* _Directions_
Give back exactly the line containing "Transcribe this image's" and all that follow it in the data below, with the pictures left out.

Records excerpted from a collection
┌──

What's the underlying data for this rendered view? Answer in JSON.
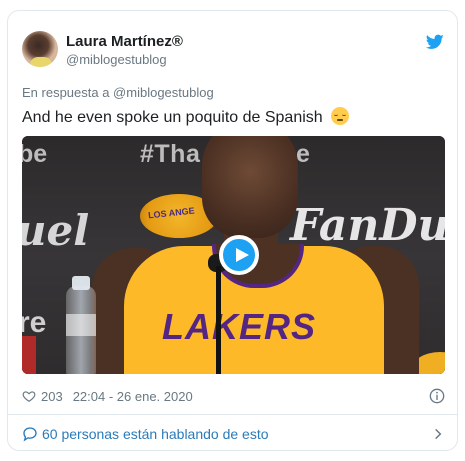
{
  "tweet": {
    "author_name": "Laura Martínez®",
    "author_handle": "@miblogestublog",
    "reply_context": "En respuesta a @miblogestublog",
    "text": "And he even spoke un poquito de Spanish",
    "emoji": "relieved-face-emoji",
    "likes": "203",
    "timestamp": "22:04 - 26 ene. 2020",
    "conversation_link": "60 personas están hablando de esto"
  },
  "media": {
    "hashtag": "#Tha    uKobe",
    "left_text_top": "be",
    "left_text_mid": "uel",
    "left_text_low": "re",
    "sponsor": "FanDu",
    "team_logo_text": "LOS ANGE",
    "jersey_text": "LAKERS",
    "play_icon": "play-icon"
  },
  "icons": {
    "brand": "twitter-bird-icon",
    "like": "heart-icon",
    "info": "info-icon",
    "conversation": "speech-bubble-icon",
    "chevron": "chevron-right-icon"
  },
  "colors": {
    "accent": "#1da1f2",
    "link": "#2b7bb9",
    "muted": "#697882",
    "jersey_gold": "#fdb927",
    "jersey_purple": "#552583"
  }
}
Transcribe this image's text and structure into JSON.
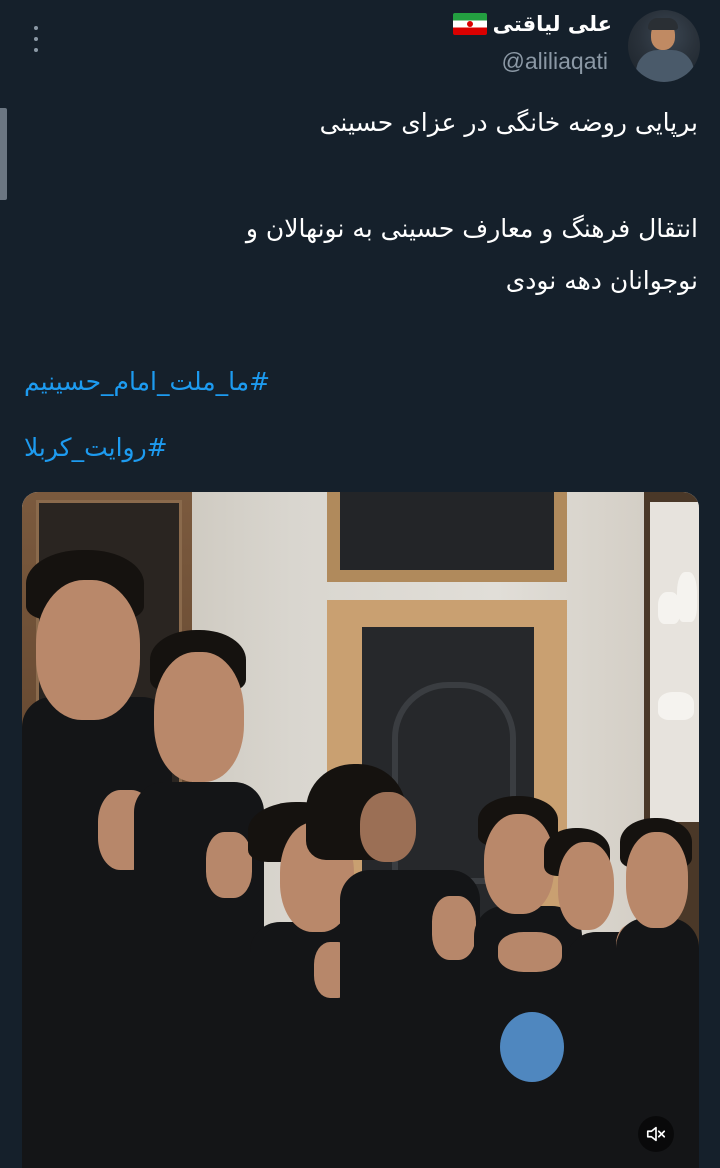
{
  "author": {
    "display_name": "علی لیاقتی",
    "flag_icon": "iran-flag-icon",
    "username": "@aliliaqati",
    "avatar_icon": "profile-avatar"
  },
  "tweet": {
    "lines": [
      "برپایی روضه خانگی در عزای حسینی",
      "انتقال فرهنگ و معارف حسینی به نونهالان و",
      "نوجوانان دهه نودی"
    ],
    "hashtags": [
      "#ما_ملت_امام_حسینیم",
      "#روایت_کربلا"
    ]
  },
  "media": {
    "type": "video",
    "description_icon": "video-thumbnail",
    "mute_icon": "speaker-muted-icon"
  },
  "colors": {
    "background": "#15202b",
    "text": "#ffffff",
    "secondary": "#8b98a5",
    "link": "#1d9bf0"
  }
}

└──

* _Exercise result_
Transcribe this image's text and structure into JSON.
{
  "author": {
    "display_name": "علی لیاقتی",
    "flag_icon": "iran-flag-icon",
    "username": "@aliliaqati",
    "avatar_icon": "profile-avatar"
  },
  "tweet": {
    "lines": [
      "برپایی روضه خانگی در عزای حسینی",
      "انتقال فرهنگ و معارف حسینی به نونهالان و",
      "نوجوانان دهه نودی"
    ],
    "hashtags": [
      "#ما_ملت_امام_حسینیم",
      "#روایت_کربلا"
    ]
  },
  "media": {
    "type": "video",
    "description_icon": "video-thumbnail",
    "mute_icon": "speaker-muted-icon"
  },
  "colors": {
    "background": "#15202b",
    "text": "#ffffff",
    "secondary": "#8b98a5",
    "link": "#1d9bf0"
  }
}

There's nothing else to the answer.